Jews run (but they cant hide) from fold in Hour in Paradise

“She’s slipped and called herself Ilana and is calling her parents Abba and Ima. She’s been Iyervasana and they’ve been Mother and Father since the ashram because she really needed to cut that cord, that intimate Hebraic cord. But her carefully constructed new self isn’t holding together lately, the whole thing starting to come apart, and here they are again, the old names, seeping into her talk.”

In “The Lament of the Rabbi’s Daughters,” one of the short stories in Joan Leegant’s debut collection “An Hour in Paradise,” a young woman known as Iyervasana to her friends and Ilana to her family struggles to keep her Jewish upbringing from impinging upon her adult life.

Easier said than done.

It is the greatest fear and the most stinging truth for anyone who has strayed from the Jewish fold: You can never get away. Like the sound of your bubbe’s “I told you so,” Jewishness has a way of ringing in your ears even after you have left it. For better or for worse, Judaism is a nudge.

Of course, according to Leegant, the nudging is all for the best. And it isn’t just because the author is a Jewish mother of two that she feels this way.

A wide cross-section of characters in Leegant’s work find spirituality only when they feel they are farthest from it. Most of the protagonists require the apparent intrusion of some outside force to give them that gentle push back towards their own true desires, their true selves.

Leegant’s resonating narratives force us to ask ourselves: Do we like the nudging? And, more importantly, do we need it?

With careful description and an ear for the familiar, Leegant tells the story of a former street hustler turned yeshiva student whose first assigned mitzvah is to visit a bedridden AIDS patient. Upon facing the dying man, Reuven is confronted with memories of his former life and racked with guilt over his past drug dealing, lying and stealing. How can he bear to watch someone die when he is the one who deserves to suffer?

In a haze of doubt and hopelessness, Reuven decides he is unfit for a life of piety. But the words of his rebbe’s teachings keep coming back to him, and the nagging desire to try overpowers his fears of inferiority and imperfection.

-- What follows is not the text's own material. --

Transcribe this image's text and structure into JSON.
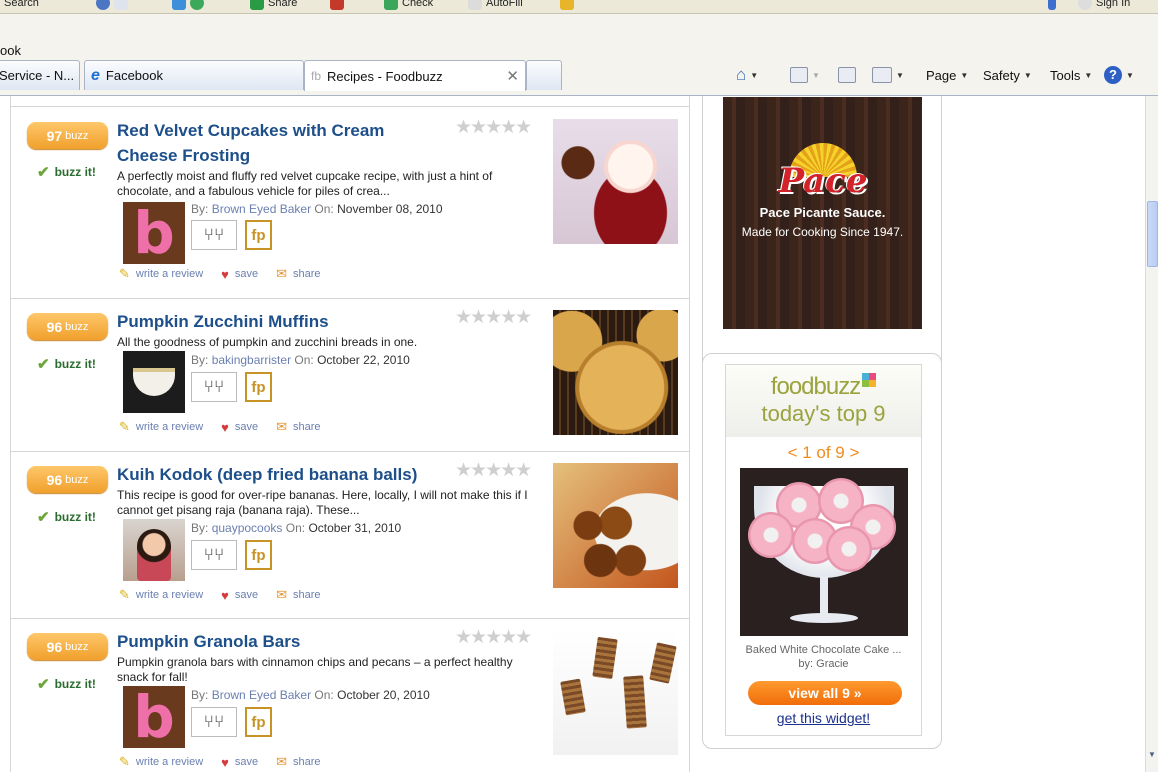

These moments of mystical return and renewed commitment are the resplendent sparks that illuminate each work in “An Hour in Paradise,” whether she is imagining a bride-to-be from the Bronx, a Jerusalem widower or a Florida retiree.

With a narrative voice that is part Gabriel Garcia Marquez, part Philip Roth and part Jonathan Safran Foyer, she traverses the spectrum of modern Jewish identities to find commonalities of spirit or kavanah — that talmudic essence of intention — a yearning to connect.

It is fitting that this promising new writer should draw on an old Yiddish proverb, “Even an hour in paradise is worthwhile,” to title her collected tales. In paying homage to one of the traditions from which her work has emerged, Leegant also reminds us of something that all of her characters come to understand: Happiness does not always coincide with our expectations. The things we most deeply want might be fleeting, but sometimes all you need is a little nudge in a new direction to find them.

“An Hour in Paradise” by Joan Leegant. (160 pages, W.W. Norton & Company, $23.95).